Police dispatch confirmed the accident involving a 33-year-old man and an Amtrak train in the area of 60 South and 800 West in Salt Lake City. The train was carrying passengers at the time of the accident, around 2:30 a.m.
Lt. Craig Gleason with the Salt Lake City Police Department said the man killed was a pedestrian attempting to cross the tracks and beat the train.
The crossing arms were down at the time.
"The people driving the train actually saw him," Gleeson said, noting that the conductor did not believe the man was going to cross the tracks. He told police that by the time the man darted out in front of the train it was too late for the train to stop.
"The train wasn't moving that fast and he suddenly decided to make a dash in front of the train, and he just didn't make it and was killed," Gleason said.
The train had just left the hub and was only going about 15 to 20 miles per hour, but it was the force of the impact from the sheer weight of the train that killed the man.
Gleason said the passengers did not witness the accident happening, "but they certainly witnessed the aftermath."
After the impact, the man's body was dragged and left at the side of the tracks right in front of the passenger windows.
Police say there was a slight odor of alcohol on the victim, but pending further investigation they do not know if that was a factor in the accident.
"If that was one beer or 10, I just don't have that information," Gleason said. "It will be something we get from the medical examiner's office later."
The victim's identity has not yet been made known while next-of-kin is notified, but police believe the man lives very near the area.
"We have an address within a couple blocks from here that we're trying to follow up on and see if we can find someone who knew him," Gleason said.
They say they think he was returning home from picking up takeout food from a restaurant on North Temple when the accident occurred.
By 5:30 a.m. the scene appeared to be under control and the train began to move back to the hub in Salt Lake City. Just before 6 a.m., the train again passed the site of the accident, headed west to continue its intended journey.
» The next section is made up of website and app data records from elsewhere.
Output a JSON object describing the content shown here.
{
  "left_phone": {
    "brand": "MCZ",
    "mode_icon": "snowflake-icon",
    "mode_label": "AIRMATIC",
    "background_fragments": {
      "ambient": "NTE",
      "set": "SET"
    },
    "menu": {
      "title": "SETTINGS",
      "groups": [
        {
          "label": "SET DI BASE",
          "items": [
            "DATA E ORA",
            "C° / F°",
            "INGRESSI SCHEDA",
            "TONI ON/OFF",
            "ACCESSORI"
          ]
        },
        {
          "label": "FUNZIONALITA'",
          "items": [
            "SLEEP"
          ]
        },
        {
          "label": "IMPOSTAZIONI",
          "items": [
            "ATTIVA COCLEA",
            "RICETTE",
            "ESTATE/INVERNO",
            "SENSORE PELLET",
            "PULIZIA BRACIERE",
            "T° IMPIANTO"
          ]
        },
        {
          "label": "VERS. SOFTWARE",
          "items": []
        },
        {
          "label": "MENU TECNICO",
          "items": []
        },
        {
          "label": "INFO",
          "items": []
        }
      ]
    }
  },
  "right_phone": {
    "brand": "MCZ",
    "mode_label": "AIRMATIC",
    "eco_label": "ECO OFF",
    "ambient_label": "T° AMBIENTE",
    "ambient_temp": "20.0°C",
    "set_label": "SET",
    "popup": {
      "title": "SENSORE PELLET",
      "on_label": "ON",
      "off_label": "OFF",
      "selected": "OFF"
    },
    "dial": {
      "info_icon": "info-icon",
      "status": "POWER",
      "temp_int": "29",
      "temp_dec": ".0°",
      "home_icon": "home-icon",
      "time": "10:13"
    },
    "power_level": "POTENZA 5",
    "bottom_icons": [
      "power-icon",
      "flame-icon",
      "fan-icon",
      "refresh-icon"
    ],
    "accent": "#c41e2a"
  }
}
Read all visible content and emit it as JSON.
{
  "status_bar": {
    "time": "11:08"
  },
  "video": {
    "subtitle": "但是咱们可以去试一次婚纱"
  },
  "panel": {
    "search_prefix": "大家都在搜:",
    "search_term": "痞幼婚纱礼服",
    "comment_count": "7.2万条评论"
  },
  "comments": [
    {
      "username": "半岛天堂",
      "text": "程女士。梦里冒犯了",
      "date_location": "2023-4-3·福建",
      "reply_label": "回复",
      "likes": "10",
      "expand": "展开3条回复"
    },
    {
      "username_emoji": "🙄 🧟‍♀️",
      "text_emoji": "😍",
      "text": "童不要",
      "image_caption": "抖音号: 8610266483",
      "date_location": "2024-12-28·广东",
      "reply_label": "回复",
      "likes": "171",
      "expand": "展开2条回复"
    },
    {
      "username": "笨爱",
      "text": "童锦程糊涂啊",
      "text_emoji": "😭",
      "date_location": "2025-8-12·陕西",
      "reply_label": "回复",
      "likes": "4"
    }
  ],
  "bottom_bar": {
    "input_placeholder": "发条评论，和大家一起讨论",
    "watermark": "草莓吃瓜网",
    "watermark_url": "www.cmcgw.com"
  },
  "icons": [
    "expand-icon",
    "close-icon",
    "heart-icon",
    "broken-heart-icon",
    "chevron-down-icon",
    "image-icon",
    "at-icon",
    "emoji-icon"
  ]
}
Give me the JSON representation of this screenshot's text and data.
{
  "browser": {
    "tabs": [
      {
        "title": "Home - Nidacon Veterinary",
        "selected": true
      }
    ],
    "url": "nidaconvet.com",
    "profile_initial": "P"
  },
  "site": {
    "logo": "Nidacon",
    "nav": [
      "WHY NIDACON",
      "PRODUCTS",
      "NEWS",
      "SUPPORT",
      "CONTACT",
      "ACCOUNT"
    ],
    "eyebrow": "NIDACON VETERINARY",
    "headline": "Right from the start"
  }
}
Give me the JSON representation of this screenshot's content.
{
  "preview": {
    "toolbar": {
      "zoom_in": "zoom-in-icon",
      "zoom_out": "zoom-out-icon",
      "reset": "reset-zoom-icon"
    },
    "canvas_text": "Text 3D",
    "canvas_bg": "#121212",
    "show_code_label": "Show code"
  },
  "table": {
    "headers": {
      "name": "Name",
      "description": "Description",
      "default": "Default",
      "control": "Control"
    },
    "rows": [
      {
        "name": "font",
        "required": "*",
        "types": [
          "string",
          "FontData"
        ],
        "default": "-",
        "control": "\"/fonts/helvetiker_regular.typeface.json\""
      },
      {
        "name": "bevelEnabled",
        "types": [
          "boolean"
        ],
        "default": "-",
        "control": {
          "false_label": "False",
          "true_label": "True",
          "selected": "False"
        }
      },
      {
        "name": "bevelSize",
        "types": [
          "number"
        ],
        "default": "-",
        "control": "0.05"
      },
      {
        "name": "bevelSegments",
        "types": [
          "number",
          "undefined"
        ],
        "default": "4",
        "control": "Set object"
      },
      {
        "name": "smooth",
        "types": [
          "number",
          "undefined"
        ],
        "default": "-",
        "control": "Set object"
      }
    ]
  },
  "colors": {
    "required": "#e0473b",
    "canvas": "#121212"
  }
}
"The police department has everything it needs. We've collected all the evidence we can," Gleason said. "We've finished, unless there's some follow-ups based on the evidence we collected."
It is possible Amtrak will conduct its own investigation.